In this study, picosecond pulsed laser irradiation was performed on steel to realize surface flattening and to form LIPSS on the flattened surface. It is expected that the LIPSS can improve the mold releasing ability of a steel mold and reduce the necessity for applying releasing agent. Surface flattening and LIPSS formation will be combined into a single process by using a single laser beam. This study can improve both surface accuracy and releasing ability of steel molds, thus contributing to the high-precision micro-/nanomanufacturing industry.
2 Mechanism of Surface Flattening and LIPSS Generation for Steel
3 Experimental Methods
3.1 Ablation Threshold/Surface Flattening/Nanostructuring

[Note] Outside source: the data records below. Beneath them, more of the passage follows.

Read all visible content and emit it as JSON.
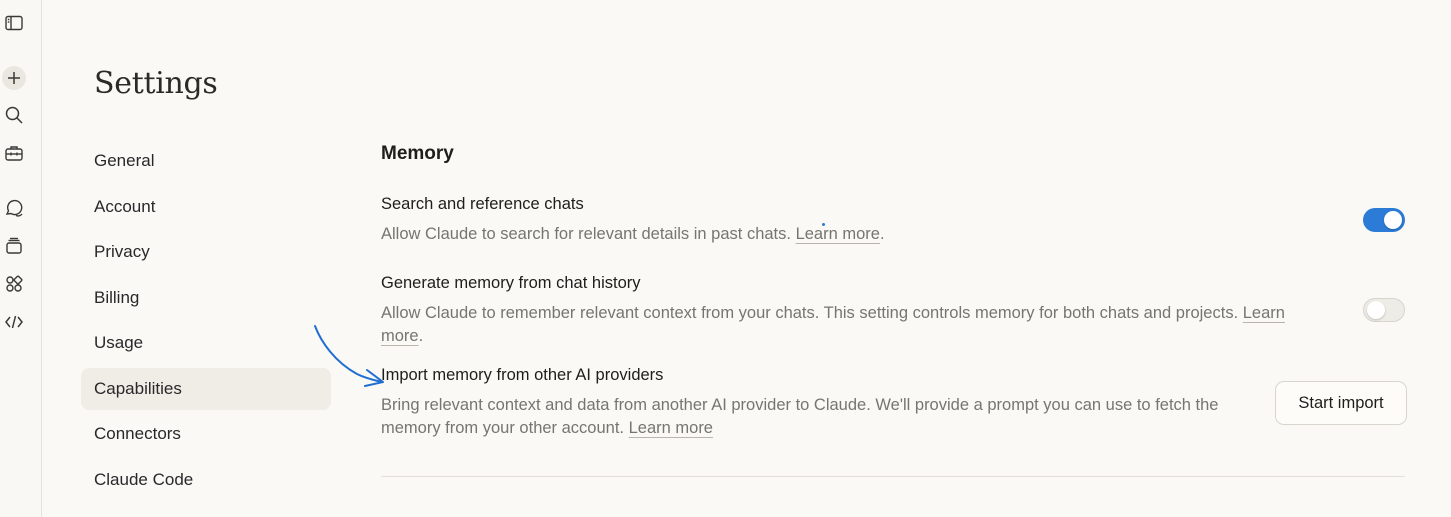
{
  "sidebar_rail": {
    "icons": [
      "sidebar-toggle-icon",
      "new-chat-icon",
      "search-icon",
      "toolbox-icon",
      "chats-icon",
      "projects-icon",
      "artifacts-icon",
      "code-icon"
    ]
  },
  "page": {
    "title": "Settings"
  },
  "nav": {
    "items": [
      {
        "label": "General"
      },
      {
        "label": "Account"
      },
      {
        "label": "Privacy"
      },
      {
        "label": "Billing"
      },
      {
        "label": "Usage"
      },
      {
        "label": "Capabilities"
      },
      {
        "label": "Connectors"
      },
      {
        "label": "Claude Code"
      }
    ],
    "active": "Capabilities"
  },
  "memory": {
    "section_title": "Memory",
    "settings": [
      {
        "title": "Search and reference chats",
        "description": "Allow Claude to search for relevant details in past chats.",
        "link": "Learn more",
        "suffix": ".",
        "enabled": true
      },
      {
        "title": "Generate memory from chat history",
        "description": "Allow Claude to remember relevant context from your chats. This setting controls memory for both chats and projects.",
        "link_line1": "Learn",
        "link_line2": "more",
        "suffix": ".",
        "enabled": false
      },
      {
        "title": "Import memory from other AI providers",
        "description_line1": "Bring relevant context and data from another AI provider to Claude. We'll provide a prompt you can use to fetch the",
        "description_line2": "memory from your other account.",
        "link": "Learn more",
        "button": "Start import"
      }
    ]
  },
  "colors": {
    "background": "#faf9f5",
    "toggle_on": "#2c7bd6",
    "annotation_arrow": "#1f6fd1"
  }
}
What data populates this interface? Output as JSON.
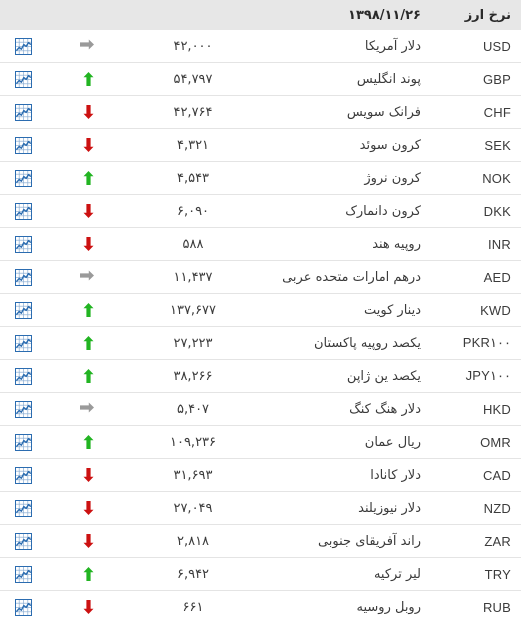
{
  "header": {
    "title": "نرخ ارز",
    "date": "۱۳۹۸/۱۱/۲۶"
  },
  "icons": {
    "rss": "rss-feed-icon",
    "chart": "chart-icon",
    "up": "arrow-up-icon",
    "down": "arrow-down-icon",
    "flat": "arrow-right-icon"
  },
  "colors": {
    "header_bg": "#e7e7e7",
    "up": "#22b422",
    "down": "#cc1111",
    "flat": "#9a9a9a",
    "rss_orange": "#e8751a",
    "chart_blue": "#2b6cb0",
    "text": "#3b3b3b",
    "row_border": "#e4e4e4"
  },
  "rows": [
    {
      "code": "USD",
      "name": "دلار آمریکا",
      "value": "۴۲,۰۰۰",
      "trend": "flat"
    },
    {
      "code": "GBP",
      "name": "پوند انگلیس",
      "value": "۵۴,۷۹۷",
      "trend": "up"
    },
    {
      "code": "CHF",
      "name": "فرانک سویس",
      "value": "۴۲,۷۶۴",
      "trend": "down"
    },
    {
      "code": "SEK",
      "name": "کرون سوئد",
      "value": "۴,۳۲۱",
      "trend": "down"
    },
    {
      "code": "NOK",
      "name": "کرون نروژ",
      "value": "۴,۵۴۳",
      "trend": "up"
    },
    {
      "code": "DKK",
      "name": "کرون دانمارک",
      "value": "۶,۰۹۰",
      "trend": "down"
    },
    {
      "code": "INR",
      "name": "روپیه هند",
      "value": "۵۸۸",
      "trend": "down"
    },
    {
      "code": "AED",
      "name": "درهم امارات متحده عربی",
      "value": "۱۱,۴۳۷",
      "trend": "flat"
    },
    {
      "code": "KWD",
      "name": "دینار کویت",
      "value": "۱۳۷,۶۷۷",
      "trend": "up"
    },
    {
      "code": "PKR۱۰۰",
      "name": "یکصد روپیه پاکستان",
      "value": "۲۷,۲۲۳",
      "trend": "up"
    },
    {
      "code": "JPY۱۰۰",
      "name": "یکصد ین ژاپن",
      "value": "۳۸,۲۶۶",
      "trend": "up"
    },
    {
      "code": "HKD",
      "name": "دلار هنگ کنگ",
      "value": "۵,۴۰۷",
      "trend": "flat"
    },
    {
      "code": "OMR",
      "name": "ریال عمان",
      "value": "۱۰۹,۲۳۶",
      "trend": "up"
    },
    {
      "code": "CAD",
      "name": "دلار کانادا",
      "value": "۳۱,۶۹۳",
      "trend": "down"
    },
    {
      "code": "NZD",
      "name": "دلار نیوزیلند",
      "value": "۲۷,۰۴۹",
      "trend": "down"
    },
    {
      "code": "ZAR",
      "name": "راند آفریقای جنوبی",
      "value": "۲,۸۱۸",
      "trend": "down"
    },
    {
      "code": "TRY",
      "name": "لیر ترکیه",
      "value": "۶,۹۴۲",
      "trend": "up"
    },
    {
      "code": "RUB",
      "name": "روبل روسیه",
      "value": "۶۶۱",
      "trend": "down"
    }
  ]
}
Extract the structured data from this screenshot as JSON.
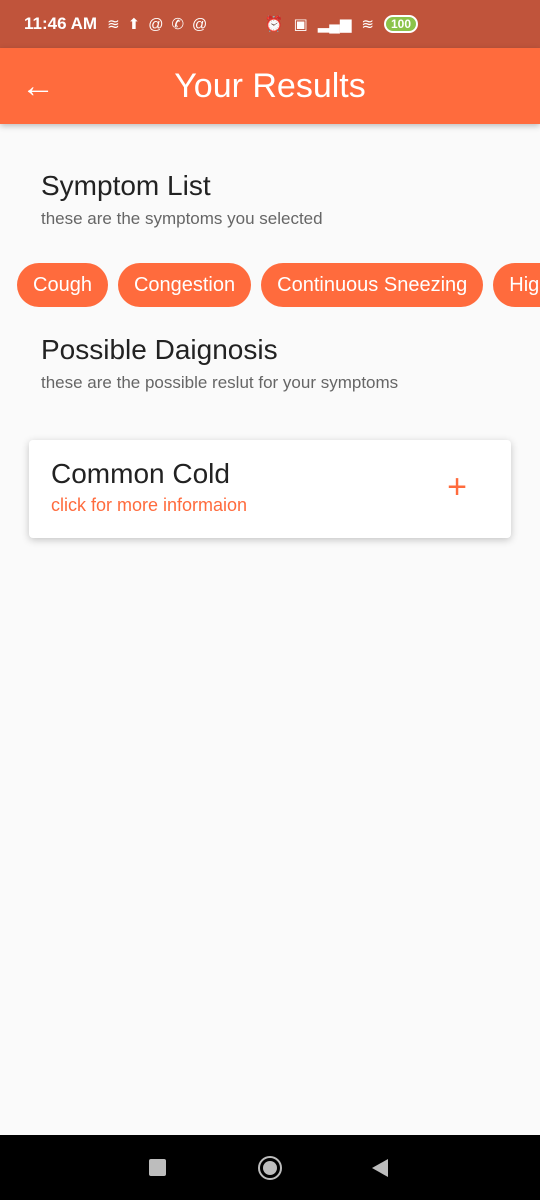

The resulting surface was observed by a scanning electron microscope (SEM), INSPECT S50 produced by FEI Company. The depth of the irradiated area was measured by a laser-probe profilometer, NH-3SP produced by Mitaka Kohki Co., Ltd. The depth of spot and the surface roughness of irradiated area were measured by a laser microscope, VK-9700 produced by KEYENCE CORPORATION.
3.2 Releasing Ability Evaluation
After laser processing of steel mold surfaces, the samples were used to evaluate the releasing force by press molding experiment. The pressed area of the sample was 8 mm × 8 mm. Polybutylene terephthalate (PBT) was pressed on the steel sample surface by a high-precision molding machine GMP211 produced by Toshiba Machine Co., Ltd. Molding temperature was 230 °C, near the melting point of the PBT plastic (224 °C). Pressing time was 20 s, and pressing force was 0.2 kN. Releasing force was calculated from the load which was used to separate the PBT sample from the stainless tool steel.
4 Results and Discussion
4.1 Ablation Threshold
4.2 Effect of Laser Fluence on Surface Morphology
4.3 Effect of Defocus Length on Surface Morphology
4.4 Effect of Defocusing on Material Removal Amount and Surface Roughness
4.5 Surface Releasing Ability
Picosecond pulsed laser was irradiated on steel mold surfaces at controlled laser fluence and focus position, and laser-induced surface flattening and formation of LIPSS were investigated. After surface flattening by ablation at a higher laser fluence, LIPSS was successfully formed on the surface with a low surface roughness (0.56 μm Ra) at a specific defocus length. Forming LIPSS on a steel mold surface decreased the effective contact area during plastic molding, and the mold releasing force was decreased by a factor of three. The findings from this study demonstrated the possibility of improving surface flatness and releasing ability of steel molds by irradiating a picosecond pulsed laser.